When a matter proceeds to an inquiry under section 672.33(4) of the Criminal Code, it is important to understand the strategic considerations and available strategies that can be employed. Here are some key issues to consider: 1. Planning ahead for evidence: Section 672.33(4) makes it clear that in an inquiry, certain types of evidence may be admissible, including affidavits and certified copies of previous oral testimony. You will need to consider what evidence will be necessary to support your position and be prepared to have it available in the appropriate form. This may require advance preparation, such as obtaining affidavits from potential witnesses or tracking down previous court transcripts. 2. Choosing the right witnesses: Witnesses can make or break your case, so it is important to carefully consider who you will call and how they may be perceived by the presiding judge. Affidavits can be helpful as they are a written record of someone's evidence, but if you have a witness who can testify in person, they may be able to provide more detailed and compelling evidence. Consider their credibility, how well they will hold up under cross-examination, and whether their evidence is relevant and necessary to your case. 3. Assessing the impact of hearsay evidence: Hearsay evidence is generally not admissible in criminal proceedings, but section 672.33(4) does allow for the admission of certain types of hearsay evidence, such as affidavits. However, hearsay evidence can be problematic as it is often considered less reliable than direct evidence. Be prepared to challenge hearsay evidence that is presented against you and consider whether you need to introduce additional evidence to counter it. 4. Making strategic objections: Just because evidence is admissible under section 672.33(4) does not mean that it is automatically admissible in every case. There may be specific legal objections that can be raised to exclude evidence or arguments that can be made to show that it is unreliable or insufficient. Ensure you are well-versed in the relevant legal principles and consider making strategic objections where appropriate to limit the evidence that is admitted against you. 5. Pursuing relevant procedural matters: Section 672.33(4) sets out a number of procedural requirements for inquiries, such as notice requirements and the right to cross-examination. Consider whether there are any procedural matters that can be pursued to your advantage, such as seeking additional time to prepare evidence or objecting to the admission of evidence that was not properly disclosed or served.
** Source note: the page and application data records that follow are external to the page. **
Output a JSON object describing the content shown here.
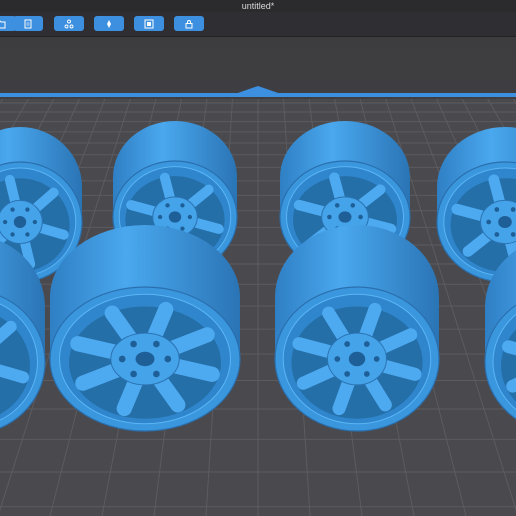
{
  "window": {
    "title": "untitled*"
  },
  "toolbar": {
    "buttons": [
      {
        "icon": "open-file-icon"
      },
      {
        "icon": "layers-icon"
      },
      {
        "icon": "tree-icon"
      },
      {
        "icon": "support-icon"
      },
      {
        "icon": "frame-icon"
      },
      {
        "icon": "lock-icon"
      }
    ]
  },
  "viewport": {
    "model_color": "#3f9ee6",
    "platform_color": "#4a4a4e",
    "grid_color": "#5b5b60",
    "frame_color": "#3d8fe0",
    "objects": [
      "wheel",
      "wheel",
      "wheel",
      "wheel",
      "wheel",
      "wheel",
      "wheel",
      "wheel"
    ]
  }
}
Overall, when dealing with section 672.33(4) of the Criminal Code, it is important to approach the matter strategically, with a clear understanding of the available evidence and legal principles. By carefully considering your options and making effective use of available strategies, you can increase your chances of a successful outcome.